It also reminded me of Alan Bleasdale’s ‘Boys From The Blackstuff’, particularly the episode ‘Chrissie’s Story’. In their similar look, tone and locations, they tick every ‘gritty Northern drama’ box, but also share that humour and humanity that run through all the great Liverpool films and TV. The city itself is one of the stars, as it should be, with full use of iconic locations such as The Bombed Out Church and Albert Dock.

It’s not perfect by any means. The lack of a bigger budget shows in some scenes, and I do wonder how much good character and plot detail was lost in the final edit. In particular, I would have liked to have seen more interaction between Duncan and Connor (did this play a bigger role than we are shown, in the film’s climactic event?).

The makers should be hugely congratulated on lighting a brilliant candle, and not just cursing the darkness. Well done to all concerned.

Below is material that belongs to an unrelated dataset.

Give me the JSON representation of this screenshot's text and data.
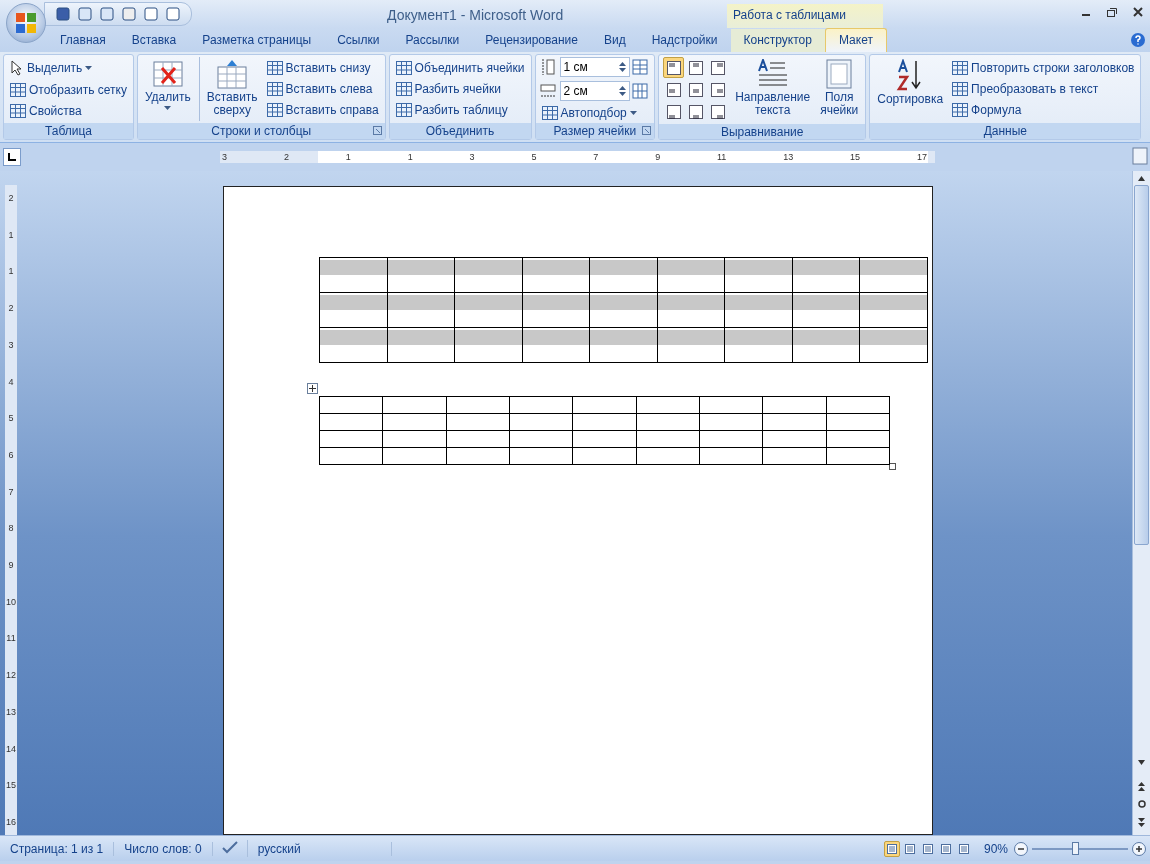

A final point. First Take are looking to distribute this film in a different way. They are encouraging communities across the country affected by the cuts to have showings where they live. By this, they hope to be part of a movement to reinvent what cinema means in our communities. Help them realise their dream of getting this film out there and seen by the greatest number of people possible. If you are interested, contact:

Jennifer Monks
Producer - Big Society The Musical

First Take
Share the Trailer:

NERVE supports workers struggling for a living wage. For more information see:

Printer friendly page

Sorry Comments Closed

Comment left by Diane jansen on 20th August, 2014 at 17:59
I couldn't make the film but I am part of Cairns St Market and I really enjoyed reading your review, very well written. Thank you

Comment left by Wendy Teal on 22nd August, 2014 at 13:18
As one of 3 sister's of Paula Simms who plays Linda I thank you for your review. We are very proud of what not just Paula has achieved but everyone connected, especially visiting the set one day and seeing what hard work and devotion went into making this film. Congratulations to all and only mirror your final pointto help them realise their dream

Comment left by Rick Livingstone on 15th September, 2014 at 13:56
we need a Butterfly Revolution in England & Wales.....

Comment left by Alan walsh on 15th September, 2014 at 14:02
A nice review and all credit to Lynne ,Jennifer and the First Take Crew for the effort they made to ensure a professional finished product and for their faith in using local talent. Thank You!

Comment left by Steve Nolan on 16th September, 2014 at 9:18
Sounds brilliant - but how do I get to see it ?